───── SUPPLIED MATERIAL ─────

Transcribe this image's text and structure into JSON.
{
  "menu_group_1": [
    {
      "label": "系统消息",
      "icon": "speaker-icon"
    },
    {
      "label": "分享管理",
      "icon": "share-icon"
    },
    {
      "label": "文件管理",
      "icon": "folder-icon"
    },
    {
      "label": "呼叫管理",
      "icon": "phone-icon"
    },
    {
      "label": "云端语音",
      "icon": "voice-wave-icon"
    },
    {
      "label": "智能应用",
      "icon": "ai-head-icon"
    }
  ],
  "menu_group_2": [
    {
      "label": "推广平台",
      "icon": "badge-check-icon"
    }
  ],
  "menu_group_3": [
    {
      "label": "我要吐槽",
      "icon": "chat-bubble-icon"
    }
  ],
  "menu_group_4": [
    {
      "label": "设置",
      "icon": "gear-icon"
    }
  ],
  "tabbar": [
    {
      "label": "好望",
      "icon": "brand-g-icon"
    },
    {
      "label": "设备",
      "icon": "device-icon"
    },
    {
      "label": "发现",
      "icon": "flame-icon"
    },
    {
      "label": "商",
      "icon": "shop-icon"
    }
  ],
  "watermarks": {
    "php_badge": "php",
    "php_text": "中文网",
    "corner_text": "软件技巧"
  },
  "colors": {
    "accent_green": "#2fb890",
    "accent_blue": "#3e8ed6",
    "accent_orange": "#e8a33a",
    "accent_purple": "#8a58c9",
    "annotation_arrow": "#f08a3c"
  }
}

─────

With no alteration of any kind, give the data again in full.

Transcribe this image's text and structure into JSON.
{
  "menu_group_1": [
    {
      "label": "系统消息",
      "icon": "speaker-icon"
    },
    {
      "label": "分享管理",
      "icon": "share-icon"
    },
    {
      "label": "文件管理",
      "icon": "folder-icon"
    },
    {
      "label": "呼叫管理",
      "icon": "phone-icon"
    },
    {
      "label": "云端语音",
      "icon": "voice-wave-icon"
    },
    {
      "label": "智能应用",
      "icon": "ai-head-icon"
    }
  ],
  "menu_group_2": [
    {
      "label": "推广平台",
      "icon": "badge-check-icon"
    }
  ],
  "menu_group_3": [
    {
      "label": "我要吐槽",
      "icon": "chat-bubble-icon"
    }
  ],
  "menu_group_4": [
    {
      "label": "设置",
      "icon": "gear-icon"
    }
  ],
  "tabbar": [
    {
      "label": "好望",
      "icon": "brand-g-icon"
    },
    {
      "label": "设备",
      "icon": "device-icon"
    },
    {
      "label": "发现",
      "icon": "flame-icon"
    },
    {
      "label": "商",
      "icon": "shop-icon"
    }
  ],
  "watermarks": {
    "php_badge": "php",
    "php_text": "中文网",
    "corner_text": "软件技巧"
  },
  "colors": {
    "accent_green": "#2fb890",
    "accent_blue": "#3e8ed6",
    "accent_orange": "#e8a33a",
    "accent_purple": "#8a58c9",
    "annotation_arrow": "#f08a3c"
  }
}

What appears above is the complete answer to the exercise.